▶ [ASSIGNMENT]:
Search the data below for "true"; list each line that holds it.
====== DATA LISTING ======
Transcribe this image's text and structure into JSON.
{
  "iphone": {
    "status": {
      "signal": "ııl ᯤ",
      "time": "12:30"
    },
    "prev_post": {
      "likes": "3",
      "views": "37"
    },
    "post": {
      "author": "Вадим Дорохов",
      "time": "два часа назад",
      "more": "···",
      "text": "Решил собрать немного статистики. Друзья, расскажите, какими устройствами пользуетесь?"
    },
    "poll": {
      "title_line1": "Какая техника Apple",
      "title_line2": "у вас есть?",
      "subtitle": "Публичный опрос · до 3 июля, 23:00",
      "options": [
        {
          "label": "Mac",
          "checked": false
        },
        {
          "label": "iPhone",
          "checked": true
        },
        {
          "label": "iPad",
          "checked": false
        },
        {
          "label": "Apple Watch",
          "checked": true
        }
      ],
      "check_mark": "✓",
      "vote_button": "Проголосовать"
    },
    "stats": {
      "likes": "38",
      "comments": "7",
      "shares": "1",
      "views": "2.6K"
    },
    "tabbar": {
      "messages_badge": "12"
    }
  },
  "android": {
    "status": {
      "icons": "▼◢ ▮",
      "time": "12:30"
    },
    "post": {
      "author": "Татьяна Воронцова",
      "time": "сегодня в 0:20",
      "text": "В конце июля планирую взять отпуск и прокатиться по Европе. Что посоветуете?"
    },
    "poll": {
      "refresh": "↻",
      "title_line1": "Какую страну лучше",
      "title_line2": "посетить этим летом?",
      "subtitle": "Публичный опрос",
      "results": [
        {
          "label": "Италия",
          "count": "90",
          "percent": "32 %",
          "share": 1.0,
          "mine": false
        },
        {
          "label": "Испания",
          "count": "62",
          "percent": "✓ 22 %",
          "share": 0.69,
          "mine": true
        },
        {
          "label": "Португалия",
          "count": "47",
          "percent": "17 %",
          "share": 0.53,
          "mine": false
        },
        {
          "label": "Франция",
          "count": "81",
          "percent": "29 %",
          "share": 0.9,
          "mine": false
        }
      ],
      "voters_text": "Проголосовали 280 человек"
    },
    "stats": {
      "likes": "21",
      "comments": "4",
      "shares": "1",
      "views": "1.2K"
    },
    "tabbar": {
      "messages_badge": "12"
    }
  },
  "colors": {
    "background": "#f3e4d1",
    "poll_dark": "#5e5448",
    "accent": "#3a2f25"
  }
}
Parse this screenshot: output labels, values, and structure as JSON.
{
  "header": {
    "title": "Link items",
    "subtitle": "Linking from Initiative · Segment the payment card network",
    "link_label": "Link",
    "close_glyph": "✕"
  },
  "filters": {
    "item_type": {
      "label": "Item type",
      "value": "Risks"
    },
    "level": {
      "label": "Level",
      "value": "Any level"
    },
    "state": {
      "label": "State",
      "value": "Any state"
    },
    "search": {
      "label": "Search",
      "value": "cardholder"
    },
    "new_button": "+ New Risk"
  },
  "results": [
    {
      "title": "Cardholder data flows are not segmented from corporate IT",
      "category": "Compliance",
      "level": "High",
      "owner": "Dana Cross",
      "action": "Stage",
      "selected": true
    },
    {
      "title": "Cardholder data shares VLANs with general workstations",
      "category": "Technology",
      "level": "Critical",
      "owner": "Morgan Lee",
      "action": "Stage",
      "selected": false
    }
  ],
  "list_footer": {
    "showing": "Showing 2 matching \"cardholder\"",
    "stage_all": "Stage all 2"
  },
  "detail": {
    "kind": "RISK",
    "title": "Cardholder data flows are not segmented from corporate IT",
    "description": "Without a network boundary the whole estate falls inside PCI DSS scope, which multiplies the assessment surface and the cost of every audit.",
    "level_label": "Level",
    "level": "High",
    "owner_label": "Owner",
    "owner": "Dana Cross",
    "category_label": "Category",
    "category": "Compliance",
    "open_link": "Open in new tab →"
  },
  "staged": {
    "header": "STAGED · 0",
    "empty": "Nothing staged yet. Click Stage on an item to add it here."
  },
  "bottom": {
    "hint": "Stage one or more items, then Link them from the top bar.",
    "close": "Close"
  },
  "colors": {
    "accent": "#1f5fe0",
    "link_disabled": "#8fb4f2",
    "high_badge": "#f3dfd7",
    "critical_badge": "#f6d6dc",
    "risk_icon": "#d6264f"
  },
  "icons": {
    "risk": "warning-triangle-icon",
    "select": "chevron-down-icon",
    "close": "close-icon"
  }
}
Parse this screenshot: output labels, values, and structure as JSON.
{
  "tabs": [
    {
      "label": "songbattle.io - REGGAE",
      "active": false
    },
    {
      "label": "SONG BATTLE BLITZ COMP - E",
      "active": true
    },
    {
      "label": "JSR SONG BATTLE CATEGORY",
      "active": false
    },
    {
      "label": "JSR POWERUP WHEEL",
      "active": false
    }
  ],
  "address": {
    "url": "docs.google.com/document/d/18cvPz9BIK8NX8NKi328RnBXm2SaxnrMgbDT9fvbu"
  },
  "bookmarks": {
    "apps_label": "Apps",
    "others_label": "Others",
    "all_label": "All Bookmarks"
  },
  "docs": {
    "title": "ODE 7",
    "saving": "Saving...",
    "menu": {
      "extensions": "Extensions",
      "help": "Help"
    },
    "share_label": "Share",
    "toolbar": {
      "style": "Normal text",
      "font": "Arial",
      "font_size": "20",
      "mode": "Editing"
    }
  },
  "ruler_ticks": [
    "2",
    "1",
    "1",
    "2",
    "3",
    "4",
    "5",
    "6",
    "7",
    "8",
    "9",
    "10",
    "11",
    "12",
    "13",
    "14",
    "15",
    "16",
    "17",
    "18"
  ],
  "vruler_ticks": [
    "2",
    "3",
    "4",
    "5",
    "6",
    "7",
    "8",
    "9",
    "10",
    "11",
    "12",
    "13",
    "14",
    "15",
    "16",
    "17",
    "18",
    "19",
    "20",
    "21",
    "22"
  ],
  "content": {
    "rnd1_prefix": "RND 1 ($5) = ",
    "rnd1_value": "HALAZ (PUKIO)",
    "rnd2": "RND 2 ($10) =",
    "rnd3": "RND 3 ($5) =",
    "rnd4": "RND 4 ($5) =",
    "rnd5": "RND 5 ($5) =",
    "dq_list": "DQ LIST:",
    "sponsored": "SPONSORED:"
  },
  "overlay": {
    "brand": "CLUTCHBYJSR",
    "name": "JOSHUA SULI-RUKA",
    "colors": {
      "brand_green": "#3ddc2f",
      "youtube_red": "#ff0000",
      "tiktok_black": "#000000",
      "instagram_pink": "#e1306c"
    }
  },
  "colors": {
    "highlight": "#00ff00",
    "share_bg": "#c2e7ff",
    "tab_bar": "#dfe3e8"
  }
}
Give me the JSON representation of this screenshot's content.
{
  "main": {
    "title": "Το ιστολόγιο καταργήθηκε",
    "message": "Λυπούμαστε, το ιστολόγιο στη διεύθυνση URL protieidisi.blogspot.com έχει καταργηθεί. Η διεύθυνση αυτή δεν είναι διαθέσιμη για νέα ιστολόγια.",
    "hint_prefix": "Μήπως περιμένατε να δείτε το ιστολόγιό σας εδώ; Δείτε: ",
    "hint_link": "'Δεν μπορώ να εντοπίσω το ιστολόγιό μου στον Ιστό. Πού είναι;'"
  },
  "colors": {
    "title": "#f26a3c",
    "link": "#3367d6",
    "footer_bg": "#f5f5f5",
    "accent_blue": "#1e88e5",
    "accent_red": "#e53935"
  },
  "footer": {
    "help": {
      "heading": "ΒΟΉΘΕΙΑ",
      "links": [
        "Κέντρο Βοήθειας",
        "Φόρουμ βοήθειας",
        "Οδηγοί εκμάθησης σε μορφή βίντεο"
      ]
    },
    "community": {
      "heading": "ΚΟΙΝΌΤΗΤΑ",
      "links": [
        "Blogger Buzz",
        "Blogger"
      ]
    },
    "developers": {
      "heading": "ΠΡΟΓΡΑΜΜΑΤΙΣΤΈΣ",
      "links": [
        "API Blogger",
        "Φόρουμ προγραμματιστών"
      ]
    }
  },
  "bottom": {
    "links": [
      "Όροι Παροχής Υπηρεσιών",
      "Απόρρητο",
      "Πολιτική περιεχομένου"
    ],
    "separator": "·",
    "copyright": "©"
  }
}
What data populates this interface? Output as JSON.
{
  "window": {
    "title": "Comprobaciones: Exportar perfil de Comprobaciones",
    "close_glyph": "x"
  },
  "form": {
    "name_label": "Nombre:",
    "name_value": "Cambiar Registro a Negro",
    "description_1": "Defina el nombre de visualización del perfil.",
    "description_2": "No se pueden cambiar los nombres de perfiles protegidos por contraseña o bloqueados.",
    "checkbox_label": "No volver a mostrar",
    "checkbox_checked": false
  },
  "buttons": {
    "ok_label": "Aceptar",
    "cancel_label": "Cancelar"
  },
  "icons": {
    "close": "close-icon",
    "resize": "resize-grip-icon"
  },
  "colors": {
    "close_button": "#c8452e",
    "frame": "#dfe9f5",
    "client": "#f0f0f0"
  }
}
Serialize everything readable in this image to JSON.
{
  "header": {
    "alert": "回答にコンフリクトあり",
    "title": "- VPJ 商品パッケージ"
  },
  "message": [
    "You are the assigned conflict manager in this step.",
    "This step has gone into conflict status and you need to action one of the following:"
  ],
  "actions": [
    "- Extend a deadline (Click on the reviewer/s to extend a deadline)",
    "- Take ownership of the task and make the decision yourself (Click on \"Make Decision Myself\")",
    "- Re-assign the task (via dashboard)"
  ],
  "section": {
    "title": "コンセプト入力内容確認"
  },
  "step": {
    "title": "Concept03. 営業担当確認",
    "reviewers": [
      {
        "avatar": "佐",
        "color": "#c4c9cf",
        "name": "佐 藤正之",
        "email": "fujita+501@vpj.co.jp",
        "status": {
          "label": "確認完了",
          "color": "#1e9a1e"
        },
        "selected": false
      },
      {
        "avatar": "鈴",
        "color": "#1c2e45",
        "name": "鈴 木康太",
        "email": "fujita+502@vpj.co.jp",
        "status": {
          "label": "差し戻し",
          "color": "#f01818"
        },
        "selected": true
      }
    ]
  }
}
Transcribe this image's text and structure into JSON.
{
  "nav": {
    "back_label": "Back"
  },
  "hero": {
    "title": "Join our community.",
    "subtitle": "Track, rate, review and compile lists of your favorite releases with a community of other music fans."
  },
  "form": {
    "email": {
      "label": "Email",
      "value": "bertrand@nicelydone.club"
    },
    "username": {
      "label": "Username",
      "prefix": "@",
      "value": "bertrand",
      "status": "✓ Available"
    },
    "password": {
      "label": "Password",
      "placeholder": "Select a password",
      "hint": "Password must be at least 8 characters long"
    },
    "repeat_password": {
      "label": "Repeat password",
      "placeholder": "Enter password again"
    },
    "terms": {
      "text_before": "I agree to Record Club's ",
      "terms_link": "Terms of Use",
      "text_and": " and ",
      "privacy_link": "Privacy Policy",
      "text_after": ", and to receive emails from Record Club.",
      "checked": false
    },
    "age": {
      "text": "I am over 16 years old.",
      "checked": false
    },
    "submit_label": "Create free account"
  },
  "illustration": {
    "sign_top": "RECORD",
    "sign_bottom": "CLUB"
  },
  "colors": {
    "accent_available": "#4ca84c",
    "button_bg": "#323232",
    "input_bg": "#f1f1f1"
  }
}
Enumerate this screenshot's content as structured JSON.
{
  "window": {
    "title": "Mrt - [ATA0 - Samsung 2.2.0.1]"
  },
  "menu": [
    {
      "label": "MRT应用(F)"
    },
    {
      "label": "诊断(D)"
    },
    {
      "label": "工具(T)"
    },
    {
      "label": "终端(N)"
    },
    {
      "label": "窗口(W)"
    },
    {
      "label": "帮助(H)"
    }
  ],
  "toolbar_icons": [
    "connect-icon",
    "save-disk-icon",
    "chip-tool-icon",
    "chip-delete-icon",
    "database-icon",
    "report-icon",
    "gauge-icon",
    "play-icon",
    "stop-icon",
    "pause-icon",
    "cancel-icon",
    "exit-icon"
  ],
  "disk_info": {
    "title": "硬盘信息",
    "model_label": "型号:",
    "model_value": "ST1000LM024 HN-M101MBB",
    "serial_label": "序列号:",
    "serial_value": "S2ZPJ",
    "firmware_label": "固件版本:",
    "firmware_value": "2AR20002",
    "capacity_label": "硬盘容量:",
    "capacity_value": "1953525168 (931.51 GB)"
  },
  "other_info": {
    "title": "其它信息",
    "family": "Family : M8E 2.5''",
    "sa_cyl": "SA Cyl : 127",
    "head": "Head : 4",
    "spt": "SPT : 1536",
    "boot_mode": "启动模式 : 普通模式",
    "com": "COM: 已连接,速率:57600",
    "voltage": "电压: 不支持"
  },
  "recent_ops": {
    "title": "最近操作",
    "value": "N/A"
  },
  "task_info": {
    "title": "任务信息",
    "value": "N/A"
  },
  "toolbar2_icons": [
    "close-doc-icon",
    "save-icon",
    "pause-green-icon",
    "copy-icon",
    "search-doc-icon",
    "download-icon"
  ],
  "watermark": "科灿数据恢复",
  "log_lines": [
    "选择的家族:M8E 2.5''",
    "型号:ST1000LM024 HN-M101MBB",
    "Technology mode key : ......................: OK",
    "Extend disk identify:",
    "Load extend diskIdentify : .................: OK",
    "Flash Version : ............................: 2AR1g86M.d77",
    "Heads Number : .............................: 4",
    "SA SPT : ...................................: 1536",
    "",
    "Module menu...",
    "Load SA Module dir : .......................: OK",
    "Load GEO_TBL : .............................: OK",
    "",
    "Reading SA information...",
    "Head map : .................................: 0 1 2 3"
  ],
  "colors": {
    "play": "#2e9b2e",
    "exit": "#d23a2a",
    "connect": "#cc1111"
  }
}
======
▶ [ANSWER TO THIS PROBLEM]:
          "checked": true
          "checked": true
          "mine": true
      "selected": true
      "active": true
        "selected": true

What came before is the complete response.